### WORK INSTRUCTIONS
All lines of the material below that include the string "content" are to be copied.
------------------------------------------------
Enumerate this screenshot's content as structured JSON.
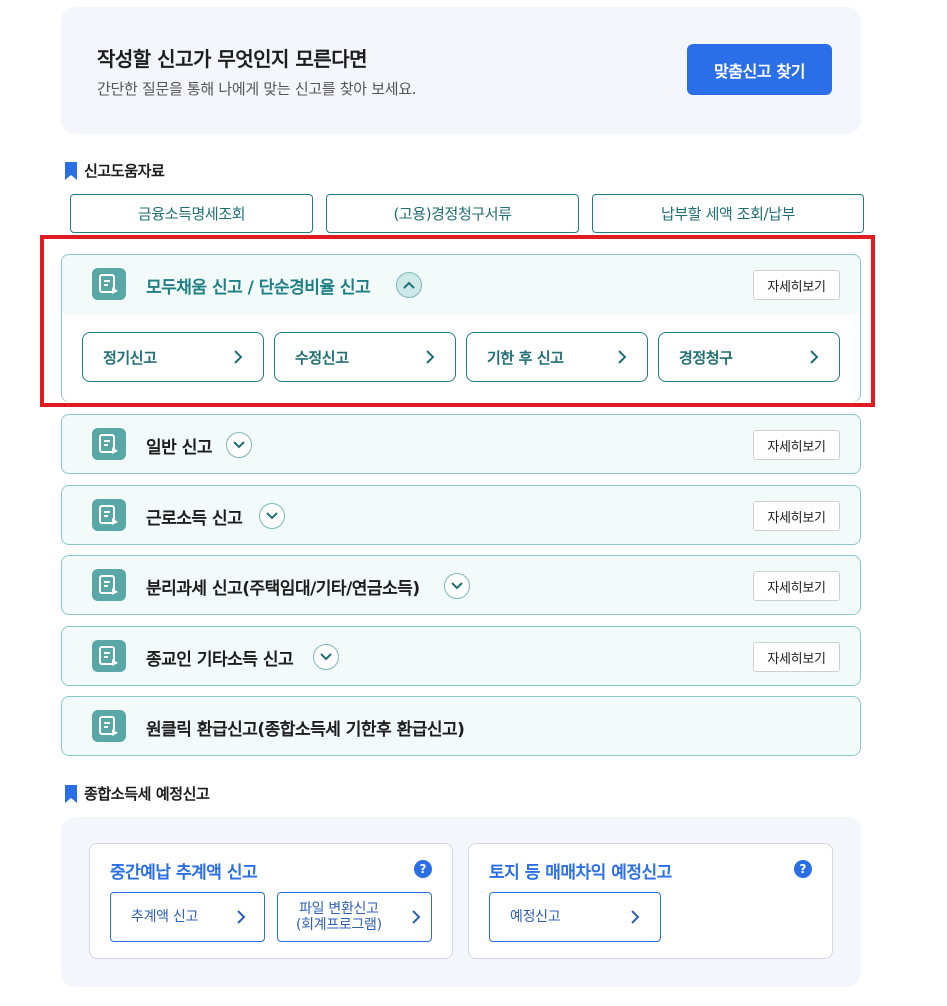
{
  "banner": {
    "title": "작성할 신고가 무엇인지 모른다면",
    "subtitle": "간단한 질문을 통해 나에게 맞는 신고를 찾아 보세요.",
    "button_label": "맞춤신고 찾기"
  },
  "help_section": {
    "heading": "신고도움자료",
    "buttons": [
      "금융소득명세조회",
      "(고용)경정청구서류",
      "납부할 세액 조회/납부"
    ]
  },
  "accordions": [
    {
      "title": "모두채움 신고 / 단순경비율 신고",
      "expanded": true,
      "detail_label": "자세히보기",
      "sub_buttons": [
        "정기신고",
        "수정신고",
        "기한 후 신고",
        "경정청구"
      ]
    },
    {
      "title": "일반 신고",
      "expanded": false,
      "detail_label": "자세히보기"
    },
    {
      "title": "근로소득 신고",
      "expanded": false,
      "detail_label": "자세히보기"
    },
    {
      "title": "분리과세 신고(주택임대/기타/연금소득)",
      "expanded": false,
      "detail_label": "자세히보기"
    },
    {
      "title": "종교인 기타소득 신고",
      "expanded": false,
      "detail_label": "자세히보기"
    },
    {
      "title": "원클릭 환급신고(종합소득세 기한후 환급신고)"
    }
  ],
  "estimate_section": {
    "heading": "종합소득세 예정신고",
    "cards": [
      {
        "title": "중간예납 추계액 신고",
        "help": "?",
        "buttons": [
          "추계액 신고",
          "파일 변환신고\n(회계프로그램)"
        ]
      },
      {
        "title": "토지 등 매매차익 예정신고",
        "help": "?",
        "buttons": [
          "예정신고"
        ]
      }
    ]
  },
  "colors": {
    "primary_blue": "#2b6fe8",
    "teal": "#1f7f86",
    "teal_icon": "#5aa7a7",
    "highlight_red": "#e11b22"
  },
  "icons": {
    "bookmark": "bookmark-icon",
    "document": "document-edit-icon",
    "chevron_right": "chevron-right-icon",
    "chevron_up": "chevron-up-icon",
    "chevron_down": "chevron-down-icon",
    "help": "question-circle-icon"
  }
}
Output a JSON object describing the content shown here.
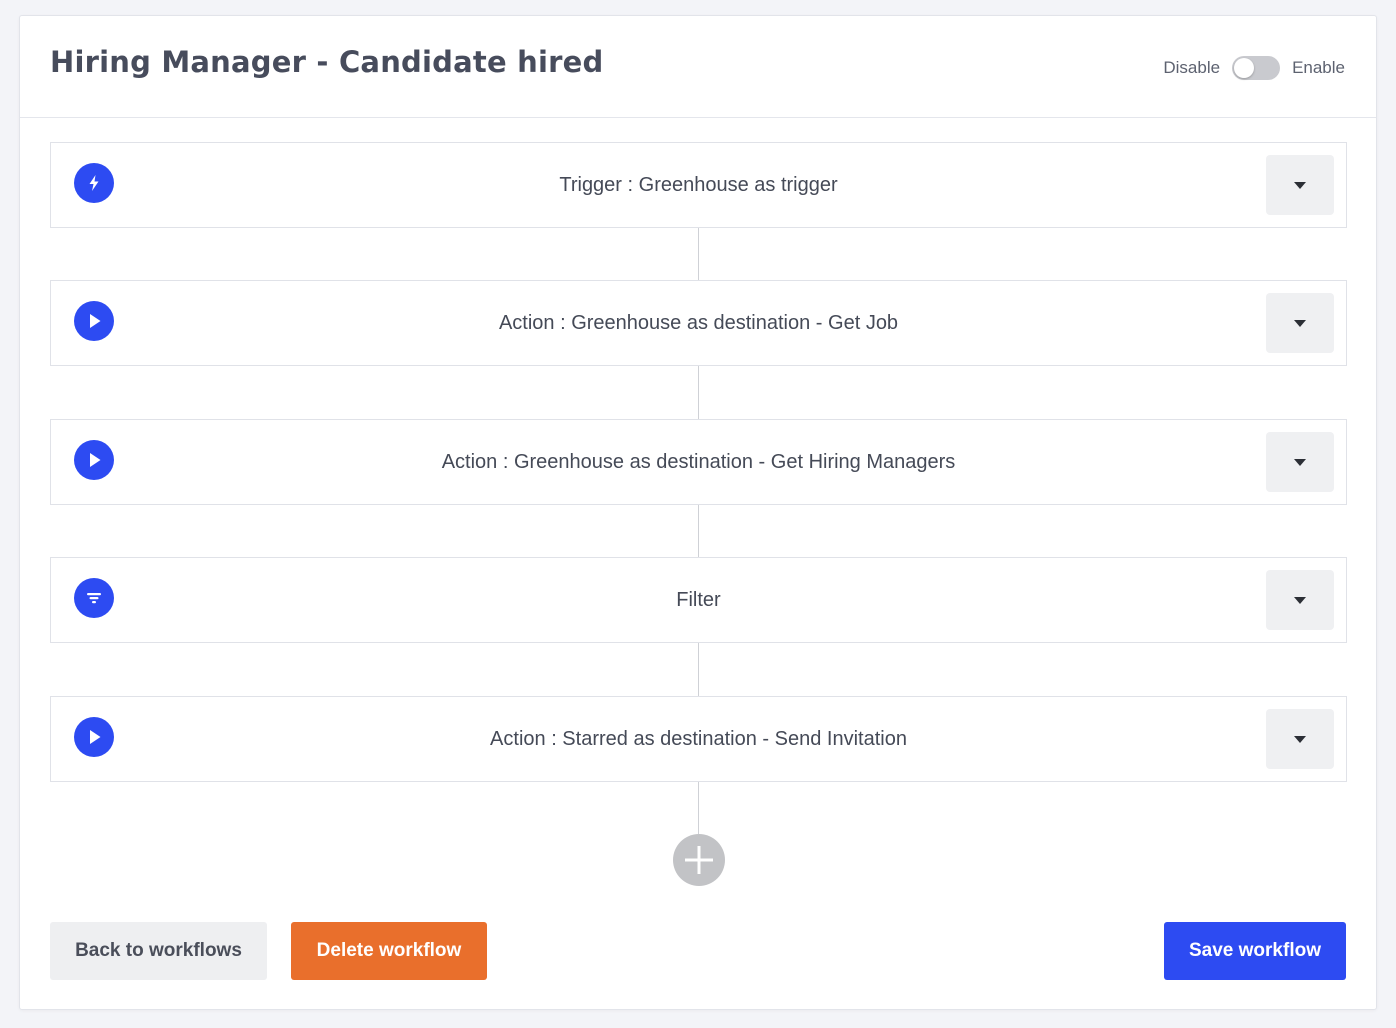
{
  "header": {
    "title": "Hiring Manager - Candidate hired",
    "toggle": {
      "off_label": "Disable",
      "on_label": "Enable",
      "state": "disabled"
    }
  },
  "steps": [
    {
      "label": "Trigger : Greenhouse as trigger",
      "icon": "lightning-bolt-icon"
    },
    {
      "label": "Action : Greenhouse as destination - Get Job",
      "icon": "play-icon"
    },
    {
      "label": "Action : Greenhouse as destination - Get Hiring Managers",
      "icon": "play-icon"
    },
    {
      "label": "Filter",
      "icon": "filter-icon"
    },
    {
      "label": "Action : Starred as destination - Send Invitation",
      "icon": "play-icon"
    }
  ],
  "add_step_icon": "plus-icon",
  "footer": {
    "back_label": "Back to workflows",
    "delete_label": "Delete workflow",
    "save_label": "Save workflow"
  },
  "colors": {
    "accent": "#2d4bf2",
    "danger": "#e96f2c",
    "neutral_button": "#eeeff1",
    "toggle_off": "#c9cacf",
    "add_button": "#c2c3c6"
  }
}
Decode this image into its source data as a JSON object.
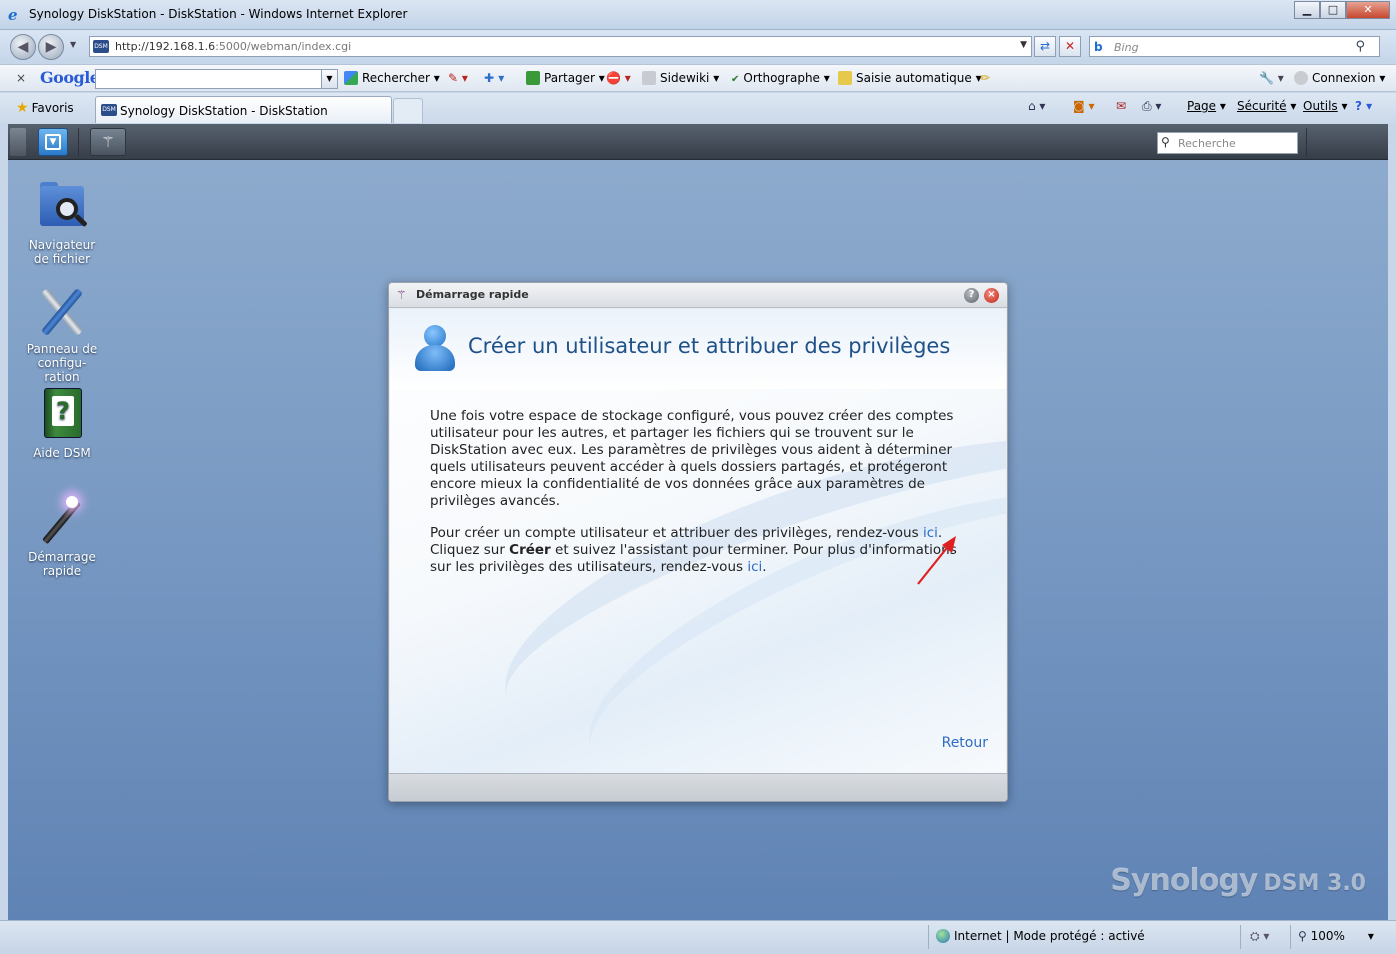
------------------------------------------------
### ANSWER FOR THE TASK
Enumerate this screenshot's content as structured JSON.
Output a JSON object describing the content shown here.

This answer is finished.